In many African, Asian and South American countries the shortage of clean water  and the issue of contaminated water become a huge problem. In Ethiopia for example, where water is dangerously scarce, water found in the local pond is most likely contaminated. Parents often have little choice but to bring it home for their thirsty children to drink who need it to survive.

This potentially deadly situation is all-too-common for families in Borena, an impoverished region in southern Ethiopia, where hundreds of thousands of people suffer as a result of water shortages caused by catastrophic drought. Drinking untreated water increases the risk for diarrheal disease that can be deadly – especially for children and adults with immune systems weakened by malnutrition.

To help thousands of families affected by the Horn of Africa drought and famine, Oblate World Missions is working hard through our missionaries to help organize sachets of PURE WATER purification tablets for missions in Somalia, Kenya and Ethiopia. At the height of the emergency, so many of the sachets were organized through our partners and were used as a blessing providing thousands of Ethiopian families with clean, treated water for six months.

During the distribution, men, women and children received hands-on training on how to properly use the sachets, and learned about the importance of treating water and effective methods to reduce the risk of infection and diarrheal disease.

A child drinks water near a stream in Fuyuan county, Yunnan province March 20, 2009. World Water Day will be observed on March 22. Picture taken March 20, 2009. (Photo by Reuters/Stringer)

Ongoing Famine Relief

Since famine was declared in parts of Somalia, Kenya and Ethiopia in summer, 2011, Oblate World Missions has delivered so much in aid to these East African nations, including nutritional supplements, water purification tablets, and urgently needed medicines and medical supplies. Our efforts to reduce human suffering in this stricken region of the world will continue as long as needed.

Our Missionaries reported that once the importance of drinking treated water was instilled in the community, the interest in using the treatment sachets increased, and the incidence of diarrheal disease has been noticeably reduced.

It is good to drink clean water.
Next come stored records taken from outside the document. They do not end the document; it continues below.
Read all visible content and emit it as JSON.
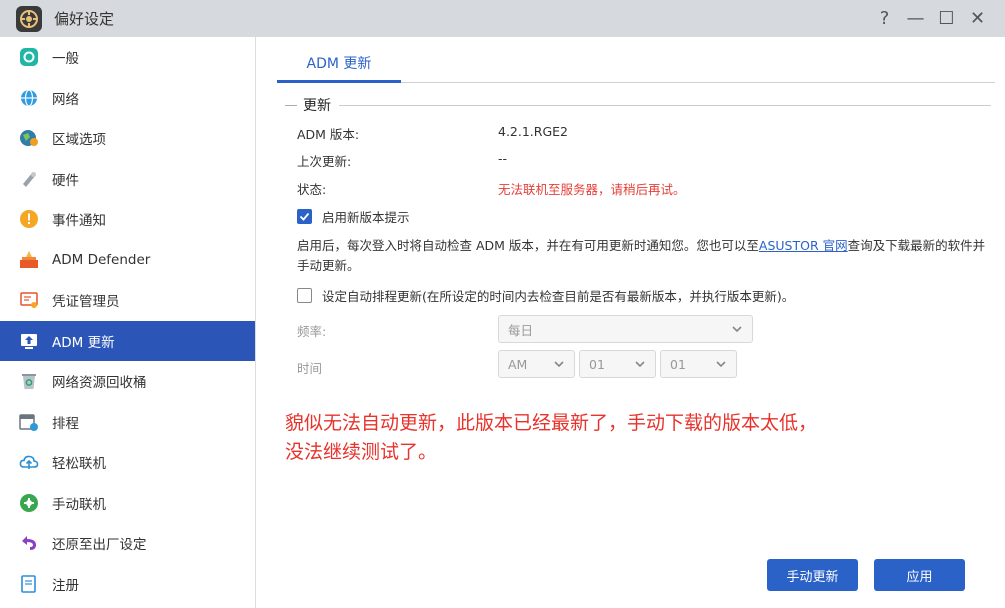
{
  "window": {
    "title": "偏好设定",
    "help_glyph": "?",
    "minimize_glyph": "—",
    "maximize_glyph": "☐",
    "close_glyph": "✕"
  },
  "sidebar": {
    "items": [
      {
        "label": "一般",
        "icon": "general-icon",
        "active": false
      },
      {
        "label": "网络",
        "icon": "globe-icon",
        "active": false
      },
      {
        "label": "区域选项",
        "icon": "region-icon",
        "active": false
      },
      {
        "label": "硬件",
        "icon": "hardware-icon",
        "active": false
      },
      {
        "label": "事件通知",
        "icon": "alert-icon",
        "active": false
      },
      {
        "label": "ADM Defender",
        "icon": "defender-icon",
        "active": false
      },
      {
        "label": "凭证管理员",
        "icon": "certificate-icon",
        "active": false
      },
      {
        "label": "ADM 更新",
        "icon": "update-icon",
        "active": true
      },
      {
        "label": "网络资源回收桶",
        "icon": "recycle-bin-icon",
        "active": false
      },
      {
        "label": "排程",
        "icon": "schedule-icon",
        "active": false
      },
      {
        "label": "轻松联机",
        "icon": "cloud-connect-icon",
        "active": false
      },
      {
        "label": "手动联机",
        "icon": "manual-connect-icon",
        "active": false
      },
      {
        "label": "还原至出厂设定",
        "icon": "restore-icon",
        "active": false
      },
      {
        "label": "注册",
        "icon": "register-icon",
        "active": false
      }
    ]
  },
  "main": {
    "tab_label": "ADM 更新",
    "section_title": "更新",
    "adm_version_label": "ADM 版本:",
    "adm_version_value": "4.2.1.RGE2",
    "last_update_label": "上次更新:",
    "last_update_value": "--",
    "status_label": "状态:",
    "status_value": "无法联机至服务器，请稍后再试。",
    "enable_prompt_label": "启用新版本提示",
    "enable_prompt_checked": true,
    "description_part1": "启用后，每次登入时将自动检查 ADM 版本，并在有可用更新时通知您。您也可以至",
    "description_link": "ASUSTOR 官网",
    "description_part2": "查询及下载最新的软件并手动更新。",
    "auto_schedule_label": "设定自动排程更新(在所设定的时间内去检查目前是否有最新版本，并执行版本更新)。",
    "auto_schedule_checked": false,
    "frequency_label": "频率:",
    "frequency_value": "每日",
    "time_label": "时间",
    "time_ampm": "AM",
    "time_hour": "01",
    "time_minute": "01",
    "annotation_line1": "貌似无法自动更新，此版本已经最新了，手动下载的版本太低，",
    "annotation_line2": "没法继续测试了。",
    "manual_update_button": "手动更新",
    "apply_button": "应用"
  },
  "colors": {
    "accent": "#2b62c8",
    "sidebar_active": "#2b55b7",
    "error": "#e5403a",
    "annotation": "#e8322b",
    "titlebar": "#d6d9dd"
  }
}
Treating it has improved our lives. Previously, we had diarrhea, vomiting and disease, but now after using the treated water, my whole family is healthy,” said one of the woman from Kenya. “The only challenge now is shortage, with the limited water in the pond.

We are happy that we have the knowledge and our problems are being solved,” said Darmi Galgalo. “Particularly I am happy with the way the selection was done by the community leaders who sought to help the poorest of the poor